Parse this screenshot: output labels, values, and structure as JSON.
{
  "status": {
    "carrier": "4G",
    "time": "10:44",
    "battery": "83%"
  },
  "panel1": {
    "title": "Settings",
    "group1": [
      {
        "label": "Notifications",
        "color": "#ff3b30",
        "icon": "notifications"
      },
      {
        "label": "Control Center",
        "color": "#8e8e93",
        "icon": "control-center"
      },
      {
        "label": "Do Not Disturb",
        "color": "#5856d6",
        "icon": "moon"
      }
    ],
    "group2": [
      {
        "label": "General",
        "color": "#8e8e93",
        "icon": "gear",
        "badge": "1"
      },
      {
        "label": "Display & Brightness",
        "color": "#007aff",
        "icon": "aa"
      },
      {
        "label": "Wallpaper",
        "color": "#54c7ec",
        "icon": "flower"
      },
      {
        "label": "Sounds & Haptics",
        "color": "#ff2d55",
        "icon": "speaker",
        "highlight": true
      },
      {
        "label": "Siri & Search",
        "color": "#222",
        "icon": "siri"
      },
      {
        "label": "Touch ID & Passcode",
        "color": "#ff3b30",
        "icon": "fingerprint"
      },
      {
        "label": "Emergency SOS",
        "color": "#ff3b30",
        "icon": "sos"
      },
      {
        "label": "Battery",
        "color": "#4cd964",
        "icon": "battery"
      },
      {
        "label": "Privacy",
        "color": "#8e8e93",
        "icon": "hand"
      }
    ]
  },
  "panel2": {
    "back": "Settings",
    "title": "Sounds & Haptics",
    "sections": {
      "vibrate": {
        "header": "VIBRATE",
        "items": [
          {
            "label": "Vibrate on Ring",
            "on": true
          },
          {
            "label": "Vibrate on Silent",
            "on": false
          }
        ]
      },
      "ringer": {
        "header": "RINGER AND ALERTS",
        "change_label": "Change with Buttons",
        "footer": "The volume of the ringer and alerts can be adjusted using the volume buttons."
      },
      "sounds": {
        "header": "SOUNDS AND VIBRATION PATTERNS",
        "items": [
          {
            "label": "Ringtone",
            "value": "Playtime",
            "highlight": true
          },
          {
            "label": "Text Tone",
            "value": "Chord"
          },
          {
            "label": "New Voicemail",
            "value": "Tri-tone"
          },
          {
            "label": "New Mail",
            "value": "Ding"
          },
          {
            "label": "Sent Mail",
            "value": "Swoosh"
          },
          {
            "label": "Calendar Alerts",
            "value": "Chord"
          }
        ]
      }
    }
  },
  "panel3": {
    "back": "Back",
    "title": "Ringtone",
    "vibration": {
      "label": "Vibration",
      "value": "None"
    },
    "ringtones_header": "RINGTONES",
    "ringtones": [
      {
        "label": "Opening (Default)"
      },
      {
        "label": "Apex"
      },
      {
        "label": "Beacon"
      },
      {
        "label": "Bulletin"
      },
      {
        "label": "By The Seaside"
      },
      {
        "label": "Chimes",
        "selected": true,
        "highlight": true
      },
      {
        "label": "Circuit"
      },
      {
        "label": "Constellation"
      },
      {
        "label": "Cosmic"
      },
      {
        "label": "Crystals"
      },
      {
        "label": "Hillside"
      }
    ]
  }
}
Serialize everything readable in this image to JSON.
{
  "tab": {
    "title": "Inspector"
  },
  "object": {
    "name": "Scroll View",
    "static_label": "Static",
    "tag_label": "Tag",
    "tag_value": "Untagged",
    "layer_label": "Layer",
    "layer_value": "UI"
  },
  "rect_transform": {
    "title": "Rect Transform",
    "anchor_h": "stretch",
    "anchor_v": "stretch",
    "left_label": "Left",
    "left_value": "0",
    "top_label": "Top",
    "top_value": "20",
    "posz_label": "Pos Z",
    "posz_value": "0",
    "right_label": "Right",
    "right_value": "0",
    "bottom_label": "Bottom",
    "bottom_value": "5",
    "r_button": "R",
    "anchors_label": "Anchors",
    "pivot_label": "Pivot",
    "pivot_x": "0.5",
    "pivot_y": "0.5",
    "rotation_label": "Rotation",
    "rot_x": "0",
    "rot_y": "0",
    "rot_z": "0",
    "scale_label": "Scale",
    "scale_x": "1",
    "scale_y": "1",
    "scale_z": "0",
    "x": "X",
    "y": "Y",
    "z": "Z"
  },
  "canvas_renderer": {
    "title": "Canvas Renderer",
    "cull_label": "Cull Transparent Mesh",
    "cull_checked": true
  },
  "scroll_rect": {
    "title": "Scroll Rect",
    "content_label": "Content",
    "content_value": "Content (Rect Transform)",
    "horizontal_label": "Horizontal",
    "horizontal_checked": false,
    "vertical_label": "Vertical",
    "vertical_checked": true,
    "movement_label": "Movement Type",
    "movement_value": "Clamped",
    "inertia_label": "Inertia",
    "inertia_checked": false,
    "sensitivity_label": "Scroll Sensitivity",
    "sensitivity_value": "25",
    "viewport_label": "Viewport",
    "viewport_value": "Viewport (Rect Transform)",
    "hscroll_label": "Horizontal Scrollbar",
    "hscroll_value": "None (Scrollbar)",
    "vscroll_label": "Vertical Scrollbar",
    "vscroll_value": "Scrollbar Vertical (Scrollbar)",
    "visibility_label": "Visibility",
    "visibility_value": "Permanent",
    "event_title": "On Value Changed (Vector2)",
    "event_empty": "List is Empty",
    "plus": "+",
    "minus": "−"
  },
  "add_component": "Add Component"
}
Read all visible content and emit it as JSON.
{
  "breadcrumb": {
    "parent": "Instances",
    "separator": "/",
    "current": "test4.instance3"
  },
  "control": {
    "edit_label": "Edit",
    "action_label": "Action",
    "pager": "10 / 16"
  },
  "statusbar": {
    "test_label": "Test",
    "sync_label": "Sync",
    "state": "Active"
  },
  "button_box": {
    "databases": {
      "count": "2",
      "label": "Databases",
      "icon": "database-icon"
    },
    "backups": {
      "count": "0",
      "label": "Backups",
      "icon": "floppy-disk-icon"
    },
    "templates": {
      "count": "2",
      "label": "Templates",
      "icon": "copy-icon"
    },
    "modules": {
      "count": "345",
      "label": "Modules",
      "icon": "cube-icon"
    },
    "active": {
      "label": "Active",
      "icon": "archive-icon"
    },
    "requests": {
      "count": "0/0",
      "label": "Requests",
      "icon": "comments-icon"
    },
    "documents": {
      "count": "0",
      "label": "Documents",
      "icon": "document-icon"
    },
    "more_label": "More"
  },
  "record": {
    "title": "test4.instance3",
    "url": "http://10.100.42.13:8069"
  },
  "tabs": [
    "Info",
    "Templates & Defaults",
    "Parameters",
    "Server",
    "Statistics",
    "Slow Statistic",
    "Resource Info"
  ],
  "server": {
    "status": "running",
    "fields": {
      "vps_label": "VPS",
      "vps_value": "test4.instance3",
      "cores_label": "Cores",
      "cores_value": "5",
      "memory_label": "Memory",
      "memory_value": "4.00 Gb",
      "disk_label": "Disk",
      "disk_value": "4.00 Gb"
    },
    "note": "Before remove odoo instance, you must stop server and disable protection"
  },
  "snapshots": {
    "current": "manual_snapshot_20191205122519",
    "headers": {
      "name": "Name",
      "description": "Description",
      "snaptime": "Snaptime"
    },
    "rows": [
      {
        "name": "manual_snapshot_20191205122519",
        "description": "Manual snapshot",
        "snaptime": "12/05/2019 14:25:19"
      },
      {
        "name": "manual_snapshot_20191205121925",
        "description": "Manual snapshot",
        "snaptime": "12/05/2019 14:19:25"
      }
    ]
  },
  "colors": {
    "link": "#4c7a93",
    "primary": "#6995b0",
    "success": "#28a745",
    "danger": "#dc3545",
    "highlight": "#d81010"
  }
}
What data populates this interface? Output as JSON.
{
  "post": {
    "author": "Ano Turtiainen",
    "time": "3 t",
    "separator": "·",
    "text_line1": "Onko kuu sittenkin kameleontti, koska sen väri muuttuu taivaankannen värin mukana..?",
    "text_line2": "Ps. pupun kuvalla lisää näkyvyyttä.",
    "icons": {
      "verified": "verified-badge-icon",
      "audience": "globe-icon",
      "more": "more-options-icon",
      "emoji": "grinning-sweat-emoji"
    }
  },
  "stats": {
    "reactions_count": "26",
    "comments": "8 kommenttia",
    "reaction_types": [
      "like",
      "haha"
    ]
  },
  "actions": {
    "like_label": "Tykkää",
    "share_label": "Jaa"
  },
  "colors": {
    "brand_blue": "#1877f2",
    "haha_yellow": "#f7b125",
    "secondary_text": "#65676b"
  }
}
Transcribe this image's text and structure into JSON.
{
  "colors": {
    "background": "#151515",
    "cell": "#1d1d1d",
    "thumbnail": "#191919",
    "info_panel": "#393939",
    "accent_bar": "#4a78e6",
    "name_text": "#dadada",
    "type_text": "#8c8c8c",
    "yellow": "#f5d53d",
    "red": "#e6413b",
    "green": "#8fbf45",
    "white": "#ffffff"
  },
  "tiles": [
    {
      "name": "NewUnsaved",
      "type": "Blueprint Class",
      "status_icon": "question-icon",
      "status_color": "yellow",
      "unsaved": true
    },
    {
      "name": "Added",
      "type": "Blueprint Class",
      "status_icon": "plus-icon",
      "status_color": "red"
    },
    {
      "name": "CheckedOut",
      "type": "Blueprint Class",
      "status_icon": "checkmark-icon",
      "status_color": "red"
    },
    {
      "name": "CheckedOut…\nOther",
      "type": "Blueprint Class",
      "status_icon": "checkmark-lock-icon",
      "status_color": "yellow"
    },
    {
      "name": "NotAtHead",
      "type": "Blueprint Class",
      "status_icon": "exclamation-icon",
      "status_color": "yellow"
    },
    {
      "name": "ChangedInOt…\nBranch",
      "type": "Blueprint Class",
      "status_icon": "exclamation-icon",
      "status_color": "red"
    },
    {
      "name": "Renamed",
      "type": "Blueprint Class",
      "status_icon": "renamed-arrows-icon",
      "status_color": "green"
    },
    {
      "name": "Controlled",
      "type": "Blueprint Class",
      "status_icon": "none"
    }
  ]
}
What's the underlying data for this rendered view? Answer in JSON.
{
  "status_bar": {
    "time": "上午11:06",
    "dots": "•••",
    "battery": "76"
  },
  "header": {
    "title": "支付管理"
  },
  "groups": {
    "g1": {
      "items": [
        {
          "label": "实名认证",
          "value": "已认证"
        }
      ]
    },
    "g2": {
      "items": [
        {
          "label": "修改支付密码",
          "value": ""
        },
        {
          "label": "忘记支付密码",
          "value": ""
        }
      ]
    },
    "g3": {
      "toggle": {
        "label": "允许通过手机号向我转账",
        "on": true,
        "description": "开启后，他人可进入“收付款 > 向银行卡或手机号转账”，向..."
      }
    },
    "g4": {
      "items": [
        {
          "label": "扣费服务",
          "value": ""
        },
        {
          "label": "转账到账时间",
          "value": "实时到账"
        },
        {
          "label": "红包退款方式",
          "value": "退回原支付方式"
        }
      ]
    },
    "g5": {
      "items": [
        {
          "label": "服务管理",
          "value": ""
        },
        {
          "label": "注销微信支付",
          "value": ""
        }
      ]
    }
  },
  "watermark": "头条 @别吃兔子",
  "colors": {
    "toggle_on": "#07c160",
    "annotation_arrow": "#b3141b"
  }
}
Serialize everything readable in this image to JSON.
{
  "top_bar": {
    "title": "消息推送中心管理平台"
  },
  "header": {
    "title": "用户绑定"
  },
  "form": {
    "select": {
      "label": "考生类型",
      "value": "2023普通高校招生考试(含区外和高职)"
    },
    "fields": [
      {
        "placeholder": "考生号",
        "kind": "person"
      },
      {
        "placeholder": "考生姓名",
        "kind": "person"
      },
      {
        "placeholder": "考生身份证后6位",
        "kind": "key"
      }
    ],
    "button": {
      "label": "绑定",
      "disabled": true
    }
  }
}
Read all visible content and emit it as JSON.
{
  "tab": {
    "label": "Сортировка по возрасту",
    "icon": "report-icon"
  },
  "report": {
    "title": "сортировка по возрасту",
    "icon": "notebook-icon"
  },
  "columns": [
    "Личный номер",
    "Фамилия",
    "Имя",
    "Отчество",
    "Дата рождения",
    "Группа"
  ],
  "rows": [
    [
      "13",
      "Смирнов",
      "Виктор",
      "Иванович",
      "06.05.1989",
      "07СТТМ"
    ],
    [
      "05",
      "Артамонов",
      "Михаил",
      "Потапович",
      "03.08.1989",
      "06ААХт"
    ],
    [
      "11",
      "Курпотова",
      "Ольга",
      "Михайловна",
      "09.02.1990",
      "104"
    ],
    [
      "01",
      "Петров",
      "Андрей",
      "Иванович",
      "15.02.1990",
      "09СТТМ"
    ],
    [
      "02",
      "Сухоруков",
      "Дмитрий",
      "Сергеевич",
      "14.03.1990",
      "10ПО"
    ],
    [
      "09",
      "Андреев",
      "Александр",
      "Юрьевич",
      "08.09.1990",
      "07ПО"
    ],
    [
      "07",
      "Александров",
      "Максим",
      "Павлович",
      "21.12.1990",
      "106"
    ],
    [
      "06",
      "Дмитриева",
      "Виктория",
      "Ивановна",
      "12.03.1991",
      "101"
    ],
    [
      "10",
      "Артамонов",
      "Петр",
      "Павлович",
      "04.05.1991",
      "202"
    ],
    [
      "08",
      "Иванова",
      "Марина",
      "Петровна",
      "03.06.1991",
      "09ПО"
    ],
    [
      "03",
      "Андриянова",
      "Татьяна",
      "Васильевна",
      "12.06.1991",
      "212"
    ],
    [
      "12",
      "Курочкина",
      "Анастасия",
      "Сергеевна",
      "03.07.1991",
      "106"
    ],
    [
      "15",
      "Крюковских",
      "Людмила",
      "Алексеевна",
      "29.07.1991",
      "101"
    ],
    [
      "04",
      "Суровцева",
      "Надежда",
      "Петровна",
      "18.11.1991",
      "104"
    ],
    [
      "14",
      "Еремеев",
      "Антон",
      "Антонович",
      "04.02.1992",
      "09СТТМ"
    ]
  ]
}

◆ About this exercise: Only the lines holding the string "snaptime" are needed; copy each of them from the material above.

◆ Written response:
      "snaptime": "Snaptime"
        "snaptime": "12/05/2019 14:25:19"
        "snaptime": "12/05/2019 14:19:25"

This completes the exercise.